The authors contributed equally to this work.
Paradoxical embolism as a cause of silent brain infarctions in healthy subjects: the ICONS study (Identification of the Cause of Silent Cerebral Infarction in Healthy Subjects)
Article first published online: 9 SEP 2012
© 2012 The Author(s) European Journal of Neurology © 2012 EFNS
European Journal of Neurology
Volume 20, Issue 2, pages 353–360, February 2013
How to Cite
Kim, S. J., Shin, H. Y., Ha, Y. S., Kim, J. W., Kang, K. W., Na, D. L. and Bang, O. Y. (2013), Paradoxical embolism as a cause of silent brain infarctions in healthy subjects: the ICONS study (Identification of the Cause of Silent Cerebral Infarction in Healthy Subjects). European Journal of Neurology, 20: 353–360. doi: 10.1111/j.1468-1331.2012.03864.x
- Issue published online: 12 JAN 2013
- Article first published online: 9 SEP 2012
- Manuscript Accepted: 6 AUG 2012
- Manuscript Received: 2 MAY 2012
- magnetic resonance imaging;
- paradoxical embolism;
- patent foramen ovale;
- silent brain infarction;
- transcranial Doppler
In healthy elderly people, silent brain infarctions (SBIs) have been recognized as common lesions.
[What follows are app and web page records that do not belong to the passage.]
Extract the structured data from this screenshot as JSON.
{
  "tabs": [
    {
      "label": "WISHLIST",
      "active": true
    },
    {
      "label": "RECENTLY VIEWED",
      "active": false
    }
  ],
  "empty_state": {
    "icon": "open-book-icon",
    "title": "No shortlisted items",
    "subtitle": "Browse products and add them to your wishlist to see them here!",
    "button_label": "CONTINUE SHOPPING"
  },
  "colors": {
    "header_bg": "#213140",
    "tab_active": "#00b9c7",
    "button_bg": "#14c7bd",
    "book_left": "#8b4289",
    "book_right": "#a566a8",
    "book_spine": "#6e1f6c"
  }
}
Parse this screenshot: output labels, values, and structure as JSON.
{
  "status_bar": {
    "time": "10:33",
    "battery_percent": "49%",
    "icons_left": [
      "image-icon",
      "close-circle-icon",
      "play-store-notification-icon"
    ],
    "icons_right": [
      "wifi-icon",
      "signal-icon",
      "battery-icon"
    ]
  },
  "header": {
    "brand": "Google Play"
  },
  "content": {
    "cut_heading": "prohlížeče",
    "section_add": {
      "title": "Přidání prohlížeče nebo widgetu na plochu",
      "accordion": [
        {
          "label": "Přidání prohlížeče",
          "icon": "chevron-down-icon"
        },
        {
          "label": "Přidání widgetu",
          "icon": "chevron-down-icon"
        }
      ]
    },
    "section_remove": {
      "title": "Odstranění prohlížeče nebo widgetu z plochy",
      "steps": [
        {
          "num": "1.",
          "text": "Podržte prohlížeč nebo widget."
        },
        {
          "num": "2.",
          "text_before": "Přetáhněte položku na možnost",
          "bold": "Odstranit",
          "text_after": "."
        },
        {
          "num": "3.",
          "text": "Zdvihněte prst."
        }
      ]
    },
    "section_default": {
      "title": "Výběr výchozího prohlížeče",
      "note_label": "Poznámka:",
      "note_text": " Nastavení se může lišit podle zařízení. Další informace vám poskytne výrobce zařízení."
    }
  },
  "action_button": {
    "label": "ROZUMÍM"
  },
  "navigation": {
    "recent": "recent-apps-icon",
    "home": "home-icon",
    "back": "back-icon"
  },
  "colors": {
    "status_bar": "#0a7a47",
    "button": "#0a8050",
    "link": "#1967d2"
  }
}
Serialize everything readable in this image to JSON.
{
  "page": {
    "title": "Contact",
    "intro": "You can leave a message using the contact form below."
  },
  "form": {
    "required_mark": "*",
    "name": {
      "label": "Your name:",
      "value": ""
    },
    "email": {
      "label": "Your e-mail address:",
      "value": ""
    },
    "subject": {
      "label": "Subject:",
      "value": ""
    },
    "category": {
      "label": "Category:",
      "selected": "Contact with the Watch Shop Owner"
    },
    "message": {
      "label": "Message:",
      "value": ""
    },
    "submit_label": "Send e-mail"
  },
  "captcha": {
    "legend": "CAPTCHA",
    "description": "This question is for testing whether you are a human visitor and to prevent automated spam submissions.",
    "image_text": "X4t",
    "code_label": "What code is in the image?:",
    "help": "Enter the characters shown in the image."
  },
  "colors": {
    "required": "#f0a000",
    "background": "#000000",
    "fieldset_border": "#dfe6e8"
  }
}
In this study, we evaluated the association between SBI located outside the perforating artery territory (PAT) and paradoxical embolism detected by agitated saline transcranial Doppler (TCD) monitoring in healthy subjects.
This was a prospective observational study undertaken by a university health promotion center for healthy subjects and by a university stroke center for acute stroke patients. We defined SBI as evidence on fluid-attenuation inversion recovery (FLAIR) magnetic resonance imaging (MRI) of one or more infarcts, without history of corresponding stroke or transient ischaemic attack. We also evaluated in all subjects the neuroimaging indicator of microangiopathy leukoaraiosis (LA). This study is registered with ClinicalTrials.gov, number NCT01429948.
Amongst 1103 consecutive healthy adults who underwent MRI, 347 (31%) had one or more SBIs located outside the PAT, suggesting embolism. Amongst them, 253 subjects underwent agitated saline TCD monitoring and 128 (51%) had right-to-left shunts (RLS). The prevalence of RLS was similar to cryptogenic embolic stroke (62.0%, P = 0.056), but higher than in patients with other stroke subtypes (36.2%, P = 0.021). Amongst subjects with SBI, absence of LA was the only factor associated with RLS (OR 1.78; 95% CI 1.01–3.14; P = 0.046).
Our results suggest that paradoxical embolism may play an important role in the development of SBI outside the PAT in apparently healthy adults.